Posted by: Heinz Brisske

Yesterday, the U.S. Department of Health & Human Services (HHS) announced that they have moved forward in strengthening security protections for protected health information originally established under the Health Insurance and Portability and Accountability Act of 1996 (HIPAA) by establishing a new omnibus rule in connection with the American Recovery and Reinvestment Act of 2009.  The rule also provides individuals new rights and allows the government greater ability to enforce these regulations.

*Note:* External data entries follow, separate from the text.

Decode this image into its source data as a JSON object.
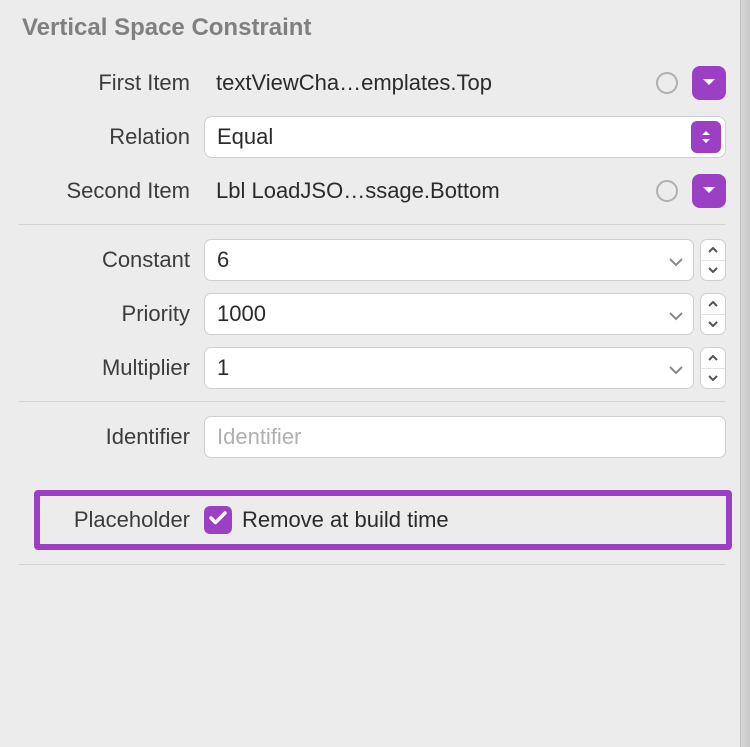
{
  "section": {
    "title": "Vertical Space Constraint"
  },
  "labels": {
    "first_item": "First Item",
    "relation": "Relation",
    "second_item": "Second Item",
    "constant": "Constant",
    "priority": "Priority",
    "multiplier": "Multiplier",
    "identifier": "Identifier",
    "placeholder": "Placeholder"
  },
  "values": {
    "first_item": "textViewCha…emplates.Top",
    "relation": "Equal",
    "second_item": "Lbl LoadJSO…ssage.Bottom",
    "constant": "6",
    "priority": "1000",
    "multiplier": "1",
    "identifier": "",
    "remove_at_build_time_checked": true,
    "remove_at_build_time_label": "Remove at build time"
  },
  "placeholders": {
    "identifier": "Identifier"
  },
  "colors": {
    "accent": "#9b3fc4",
    "bg": "#ececec",
    "border": "#cfcfcf"
  }
}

One of the changes made in the 563-page rule is an expansion of the requirements of business associates of hospitals, physicians and other HIPAA-covered entities who receive protected health information, including contractors and subcontractors. This provision comes as numerous breaches of protected information have come from associates of these business entities.  Penalties for noncompliance resulting in negligence have been increased to a maximum of $1.5 million per violation.

Patients can now ask for a copy of their medical record in electronic form.

The rule also sets limits on how protected information can be used for marketing and fundraising purposes. If a patient pays out of pocket for a particluar procedure or treatment, the patient can limit what information about that procedure or treatment is given to their insurance company.

HHS Civil Rights Director, Leon Rodriguez, stated, “These changes not only greatly enhance a patient’s privacy rights and protections, but also strengthen the ability of my office to vigorously enforce the HIPAA privacy and security protections, regardless of whether the information is being held by a health plan, a health care provider, or one of their business associates.”

The rulemaking as summarized above can be found in the Federal Register at: